# Directions
Return the lines of the data below in which the string "title" occurs.

# Given records

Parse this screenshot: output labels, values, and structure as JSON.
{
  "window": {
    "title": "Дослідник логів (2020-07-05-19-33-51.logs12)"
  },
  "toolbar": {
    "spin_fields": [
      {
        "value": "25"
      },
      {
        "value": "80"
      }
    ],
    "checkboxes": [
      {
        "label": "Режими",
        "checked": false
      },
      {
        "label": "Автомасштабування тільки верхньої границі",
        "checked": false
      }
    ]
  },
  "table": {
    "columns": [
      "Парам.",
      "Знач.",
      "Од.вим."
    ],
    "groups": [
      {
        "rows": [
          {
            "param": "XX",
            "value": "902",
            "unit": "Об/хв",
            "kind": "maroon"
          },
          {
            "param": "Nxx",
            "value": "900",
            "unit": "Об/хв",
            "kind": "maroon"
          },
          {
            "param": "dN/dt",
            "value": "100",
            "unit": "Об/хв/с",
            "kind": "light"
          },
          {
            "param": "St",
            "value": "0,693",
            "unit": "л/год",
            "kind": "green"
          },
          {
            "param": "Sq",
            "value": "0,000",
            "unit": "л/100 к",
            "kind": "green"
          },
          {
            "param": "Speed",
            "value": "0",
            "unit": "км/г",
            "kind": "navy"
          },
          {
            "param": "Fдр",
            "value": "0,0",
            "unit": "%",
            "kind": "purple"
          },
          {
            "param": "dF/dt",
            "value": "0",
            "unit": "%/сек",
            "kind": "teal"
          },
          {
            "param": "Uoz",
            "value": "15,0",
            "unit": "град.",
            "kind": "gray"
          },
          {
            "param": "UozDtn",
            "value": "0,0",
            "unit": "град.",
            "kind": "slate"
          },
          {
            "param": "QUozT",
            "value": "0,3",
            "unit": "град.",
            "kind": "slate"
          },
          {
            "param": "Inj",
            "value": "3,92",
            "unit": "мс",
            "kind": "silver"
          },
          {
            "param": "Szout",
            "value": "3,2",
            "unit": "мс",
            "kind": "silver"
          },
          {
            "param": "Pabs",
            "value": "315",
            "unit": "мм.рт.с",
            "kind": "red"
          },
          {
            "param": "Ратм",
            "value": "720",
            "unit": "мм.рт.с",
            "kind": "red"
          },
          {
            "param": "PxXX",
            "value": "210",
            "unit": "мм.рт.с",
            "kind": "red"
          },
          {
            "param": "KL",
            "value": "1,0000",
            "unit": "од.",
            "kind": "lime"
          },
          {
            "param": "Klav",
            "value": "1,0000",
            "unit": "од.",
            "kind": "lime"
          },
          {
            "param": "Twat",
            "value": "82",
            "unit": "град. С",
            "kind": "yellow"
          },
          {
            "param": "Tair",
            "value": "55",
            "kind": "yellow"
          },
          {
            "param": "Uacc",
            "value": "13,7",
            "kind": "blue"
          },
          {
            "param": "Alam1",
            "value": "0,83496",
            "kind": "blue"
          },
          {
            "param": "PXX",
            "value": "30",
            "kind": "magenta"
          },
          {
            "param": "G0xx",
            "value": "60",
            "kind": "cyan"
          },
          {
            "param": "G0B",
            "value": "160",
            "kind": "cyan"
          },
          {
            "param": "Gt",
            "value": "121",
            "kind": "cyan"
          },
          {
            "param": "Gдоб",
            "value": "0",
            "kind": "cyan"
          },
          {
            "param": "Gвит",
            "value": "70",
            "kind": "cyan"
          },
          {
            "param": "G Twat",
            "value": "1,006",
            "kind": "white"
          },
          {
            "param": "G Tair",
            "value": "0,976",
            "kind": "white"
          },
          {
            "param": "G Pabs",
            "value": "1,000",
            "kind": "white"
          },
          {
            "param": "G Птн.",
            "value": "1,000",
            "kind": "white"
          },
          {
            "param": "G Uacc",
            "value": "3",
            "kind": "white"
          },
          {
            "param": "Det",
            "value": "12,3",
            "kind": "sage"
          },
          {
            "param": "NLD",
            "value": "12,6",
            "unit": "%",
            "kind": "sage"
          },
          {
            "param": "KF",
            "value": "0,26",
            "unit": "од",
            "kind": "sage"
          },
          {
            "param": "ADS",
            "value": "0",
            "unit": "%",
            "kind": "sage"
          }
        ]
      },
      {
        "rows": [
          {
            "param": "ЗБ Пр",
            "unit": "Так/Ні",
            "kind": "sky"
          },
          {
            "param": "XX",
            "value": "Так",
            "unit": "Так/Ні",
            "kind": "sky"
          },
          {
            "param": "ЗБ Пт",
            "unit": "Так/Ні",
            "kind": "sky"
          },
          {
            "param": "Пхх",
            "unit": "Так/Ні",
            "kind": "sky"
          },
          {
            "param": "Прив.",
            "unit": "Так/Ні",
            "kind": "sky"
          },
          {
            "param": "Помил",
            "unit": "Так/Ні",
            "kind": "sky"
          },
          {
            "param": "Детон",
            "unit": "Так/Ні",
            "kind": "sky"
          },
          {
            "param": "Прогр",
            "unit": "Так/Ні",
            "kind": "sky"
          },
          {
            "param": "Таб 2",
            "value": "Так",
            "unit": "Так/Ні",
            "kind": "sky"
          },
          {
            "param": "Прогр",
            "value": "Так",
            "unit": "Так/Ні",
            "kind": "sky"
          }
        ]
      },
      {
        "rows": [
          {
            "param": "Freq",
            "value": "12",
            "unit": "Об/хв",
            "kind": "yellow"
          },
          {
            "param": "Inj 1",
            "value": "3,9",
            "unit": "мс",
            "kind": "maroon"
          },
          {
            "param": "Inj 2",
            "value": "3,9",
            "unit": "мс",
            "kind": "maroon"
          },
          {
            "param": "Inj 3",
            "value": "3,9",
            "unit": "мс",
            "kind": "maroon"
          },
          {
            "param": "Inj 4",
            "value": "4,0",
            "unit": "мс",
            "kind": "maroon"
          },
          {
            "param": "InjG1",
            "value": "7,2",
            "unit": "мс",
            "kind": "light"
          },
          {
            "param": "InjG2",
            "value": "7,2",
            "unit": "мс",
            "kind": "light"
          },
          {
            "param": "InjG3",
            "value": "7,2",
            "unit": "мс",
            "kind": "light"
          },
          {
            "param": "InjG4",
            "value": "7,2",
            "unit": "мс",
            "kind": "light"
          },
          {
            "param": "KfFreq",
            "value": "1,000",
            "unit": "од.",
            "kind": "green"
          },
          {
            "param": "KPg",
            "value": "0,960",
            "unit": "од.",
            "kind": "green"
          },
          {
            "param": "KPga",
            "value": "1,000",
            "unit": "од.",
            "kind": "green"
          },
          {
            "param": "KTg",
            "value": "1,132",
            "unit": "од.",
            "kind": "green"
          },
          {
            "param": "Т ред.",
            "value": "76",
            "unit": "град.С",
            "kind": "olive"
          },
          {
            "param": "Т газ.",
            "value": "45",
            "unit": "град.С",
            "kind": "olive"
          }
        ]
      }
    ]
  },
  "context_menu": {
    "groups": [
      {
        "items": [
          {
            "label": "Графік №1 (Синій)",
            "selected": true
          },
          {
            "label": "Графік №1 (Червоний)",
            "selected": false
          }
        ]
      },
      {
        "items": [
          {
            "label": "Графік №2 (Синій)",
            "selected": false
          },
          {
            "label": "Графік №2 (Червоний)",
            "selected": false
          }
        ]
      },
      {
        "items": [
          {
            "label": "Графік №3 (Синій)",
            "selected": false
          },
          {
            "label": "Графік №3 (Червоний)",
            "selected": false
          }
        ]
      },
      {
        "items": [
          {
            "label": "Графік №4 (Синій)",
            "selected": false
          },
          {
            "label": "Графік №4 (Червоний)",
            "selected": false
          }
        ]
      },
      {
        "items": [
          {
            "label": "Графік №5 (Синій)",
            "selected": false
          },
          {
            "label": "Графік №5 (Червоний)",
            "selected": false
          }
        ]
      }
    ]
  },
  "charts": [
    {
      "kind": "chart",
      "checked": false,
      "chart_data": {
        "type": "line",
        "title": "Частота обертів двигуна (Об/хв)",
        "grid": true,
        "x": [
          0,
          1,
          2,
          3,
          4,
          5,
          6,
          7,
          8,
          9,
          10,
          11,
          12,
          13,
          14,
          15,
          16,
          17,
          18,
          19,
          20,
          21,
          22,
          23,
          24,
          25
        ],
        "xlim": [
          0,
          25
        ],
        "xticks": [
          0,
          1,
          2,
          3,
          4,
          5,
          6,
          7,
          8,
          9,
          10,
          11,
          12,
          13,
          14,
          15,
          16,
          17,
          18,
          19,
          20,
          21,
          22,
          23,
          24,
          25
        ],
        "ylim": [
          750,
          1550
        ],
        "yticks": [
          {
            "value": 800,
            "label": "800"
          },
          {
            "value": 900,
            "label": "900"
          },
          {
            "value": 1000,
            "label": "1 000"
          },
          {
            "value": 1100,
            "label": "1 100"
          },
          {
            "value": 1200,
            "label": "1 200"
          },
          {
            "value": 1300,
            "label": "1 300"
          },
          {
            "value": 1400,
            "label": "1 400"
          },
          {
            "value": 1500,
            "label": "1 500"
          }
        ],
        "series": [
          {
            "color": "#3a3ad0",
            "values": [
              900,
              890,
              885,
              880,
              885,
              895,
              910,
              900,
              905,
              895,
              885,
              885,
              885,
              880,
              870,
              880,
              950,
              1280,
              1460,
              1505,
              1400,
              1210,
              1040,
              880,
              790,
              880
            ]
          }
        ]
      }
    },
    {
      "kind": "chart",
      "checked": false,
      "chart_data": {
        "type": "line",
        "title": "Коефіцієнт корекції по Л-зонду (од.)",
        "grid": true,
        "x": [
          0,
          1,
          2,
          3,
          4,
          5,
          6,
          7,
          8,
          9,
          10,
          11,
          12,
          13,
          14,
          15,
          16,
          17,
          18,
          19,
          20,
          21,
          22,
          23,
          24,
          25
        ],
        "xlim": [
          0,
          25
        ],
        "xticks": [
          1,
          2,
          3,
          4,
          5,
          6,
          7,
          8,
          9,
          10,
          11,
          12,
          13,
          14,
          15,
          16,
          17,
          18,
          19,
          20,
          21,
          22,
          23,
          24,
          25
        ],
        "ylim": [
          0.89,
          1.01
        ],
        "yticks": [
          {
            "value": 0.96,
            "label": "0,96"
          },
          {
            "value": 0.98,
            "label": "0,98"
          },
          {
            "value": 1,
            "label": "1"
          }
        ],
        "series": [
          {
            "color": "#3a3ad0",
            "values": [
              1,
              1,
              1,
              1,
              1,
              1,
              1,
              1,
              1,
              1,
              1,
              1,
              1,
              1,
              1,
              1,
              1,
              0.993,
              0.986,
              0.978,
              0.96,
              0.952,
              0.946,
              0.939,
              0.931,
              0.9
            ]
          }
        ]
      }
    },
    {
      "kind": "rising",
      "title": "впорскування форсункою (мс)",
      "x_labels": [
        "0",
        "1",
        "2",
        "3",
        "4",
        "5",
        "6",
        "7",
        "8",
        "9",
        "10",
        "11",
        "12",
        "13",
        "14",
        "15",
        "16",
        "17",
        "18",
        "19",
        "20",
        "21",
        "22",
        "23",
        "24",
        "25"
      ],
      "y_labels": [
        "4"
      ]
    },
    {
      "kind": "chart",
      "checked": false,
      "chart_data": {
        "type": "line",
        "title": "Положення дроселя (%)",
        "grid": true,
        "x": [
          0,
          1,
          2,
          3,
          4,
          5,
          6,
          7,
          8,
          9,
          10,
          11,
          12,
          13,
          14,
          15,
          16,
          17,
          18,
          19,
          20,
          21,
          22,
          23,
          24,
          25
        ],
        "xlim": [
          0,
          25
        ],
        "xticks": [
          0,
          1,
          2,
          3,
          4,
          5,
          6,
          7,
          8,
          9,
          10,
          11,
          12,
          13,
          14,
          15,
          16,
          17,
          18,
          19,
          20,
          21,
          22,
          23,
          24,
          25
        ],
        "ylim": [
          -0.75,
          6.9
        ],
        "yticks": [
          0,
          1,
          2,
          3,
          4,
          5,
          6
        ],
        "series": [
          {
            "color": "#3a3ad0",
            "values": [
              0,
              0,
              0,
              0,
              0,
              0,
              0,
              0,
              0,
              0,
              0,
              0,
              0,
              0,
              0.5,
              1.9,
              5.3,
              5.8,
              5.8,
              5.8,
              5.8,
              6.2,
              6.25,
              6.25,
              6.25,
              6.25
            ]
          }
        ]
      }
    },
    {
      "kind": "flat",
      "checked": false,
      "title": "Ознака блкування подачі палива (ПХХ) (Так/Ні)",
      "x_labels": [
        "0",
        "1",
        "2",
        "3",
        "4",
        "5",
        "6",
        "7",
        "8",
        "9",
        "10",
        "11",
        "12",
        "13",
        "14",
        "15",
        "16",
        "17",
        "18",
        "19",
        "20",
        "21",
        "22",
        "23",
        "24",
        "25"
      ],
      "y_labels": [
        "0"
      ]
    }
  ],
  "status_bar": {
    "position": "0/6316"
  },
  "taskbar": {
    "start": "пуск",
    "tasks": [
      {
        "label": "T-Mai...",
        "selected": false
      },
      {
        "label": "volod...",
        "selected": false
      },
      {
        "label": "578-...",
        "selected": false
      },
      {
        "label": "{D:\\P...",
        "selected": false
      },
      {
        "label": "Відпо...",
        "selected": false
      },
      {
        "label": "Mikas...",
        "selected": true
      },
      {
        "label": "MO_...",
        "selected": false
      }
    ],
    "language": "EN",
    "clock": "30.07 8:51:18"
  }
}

# Expected output
    "title": "Дослідник логів (2020-07-05-19-33-51.logs12)"
        "title": "Частота обертів двигуна (Об/хв)",
        "title": "Коефіцієнт корекції по Л-зонду (од.)",
      "title": "впорскування форсункою (мс)",
        "title": "Положення дроселя (%)",
      "title": "Ознака блкування подачі палива (ПХХ) (Так/Ні)",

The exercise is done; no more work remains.